|Four weeks – essential to test soil moisture before watering.
|Water after one week
Aside from water, light will be the next important thing for your philodendron. As mentioned before, the optimum light is bright, indirect sunlight. However, it can be challenging for plant owners to know if their philodendron is getting enough light with such vague terms.
If your philodendron is not getting enough light, it will grow slowly and be prone to mold. Your plant may also take in less water than usual. The link between light exposure and water consumption is essential in your plant, and one will always affect the other.
I have an alternative for those who live in reasonably dark conditions. Philodendrons grow very well under artificial light, which helps when thinking about a good spot for your plant.
Suppose you are looking for an artificial light for your philodendron. In that case, I recommend the Lampolar Store Grow Lights for Indoor Plants.
These particular lights work with an app that allows you to control them from your smart device. That makes it a great way to maintain the amount of light your plants have.
Your philodendron might be growing slowly because it is not getting enough fertilizer. Philodendrons require fertilizer to replenish essential macronutrients, so be sure to fertilize monthly in the growing season.
The temperature that is best for your philodendron is 70 – 80°F (20 – 25°C) during the day and above 55°F (12°C) at night. While philodendrons prefer warm temperatures, you should not place them in front of artificial heat sources like heaters, which may burn the leaves.
Growing a philodendron to maturity will take up to 15 years. When it finally reaches adulthood, the plant will start to flower.
Philodendrons that reach maturity can reproduce and create seeds. Due to not being self-pollinators, they will need assistance from you either by hand pollinating or stem cutting.
However, a neglected or unhealthy philodendron will never reach maturity.

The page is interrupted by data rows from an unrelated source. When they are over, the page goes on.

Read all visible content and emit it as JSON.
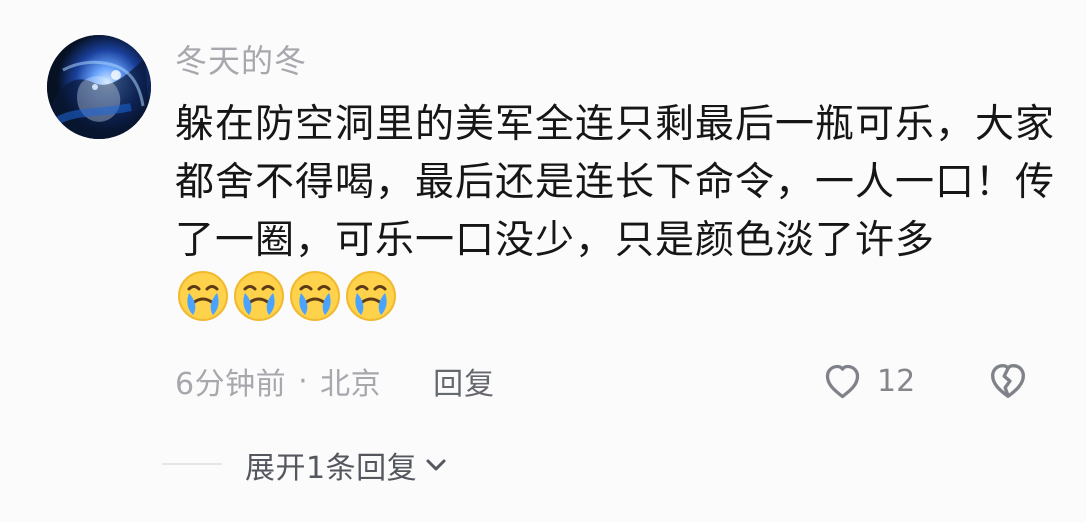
{
  "comment": {
    "username": "冬天的冬",
    "content": "躲在防空洞里的美军全连只剩最后一瓶可乐，大家都舍不得喝，最后还是连长下命令，一人一口！传了一圈，可乐一口没少，只是颜色淡了许多",
    "emojis": [
      "crying-emoji",
      "crying-emoji",
      "crying-emoji",
      "crying-emoji"
    ],
    "meta": {
      "time": "6分钟前",
      "separator": "·",
      "location": "北京",
      "reply_label": "回复"
    },
    "like": {
      "icon": "heart-outline-icon",
      "count": "12"
    },
    "dislike": {
      "icon": "broken-heart-icon"
    },
    "expand_replies": {
      "label": "展开1条回复",
      "icon": "chevron-down-icon"
    }
  },
  "colors": {
    "background": "#fbfbfb",
    "text": "#161616",
    "muted": "#a7a7ad",
    "reply": "#666870",
    "icon": "#80828a",
    "emoji_face": "#ffd24c",
    "emoji_tear": "#4aa3ff"
  }
}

The most critical factors that plant owners must consider are:
Ensuring that their philodendron has access to these things will ensure that it becomes a beautiful, blooming adult.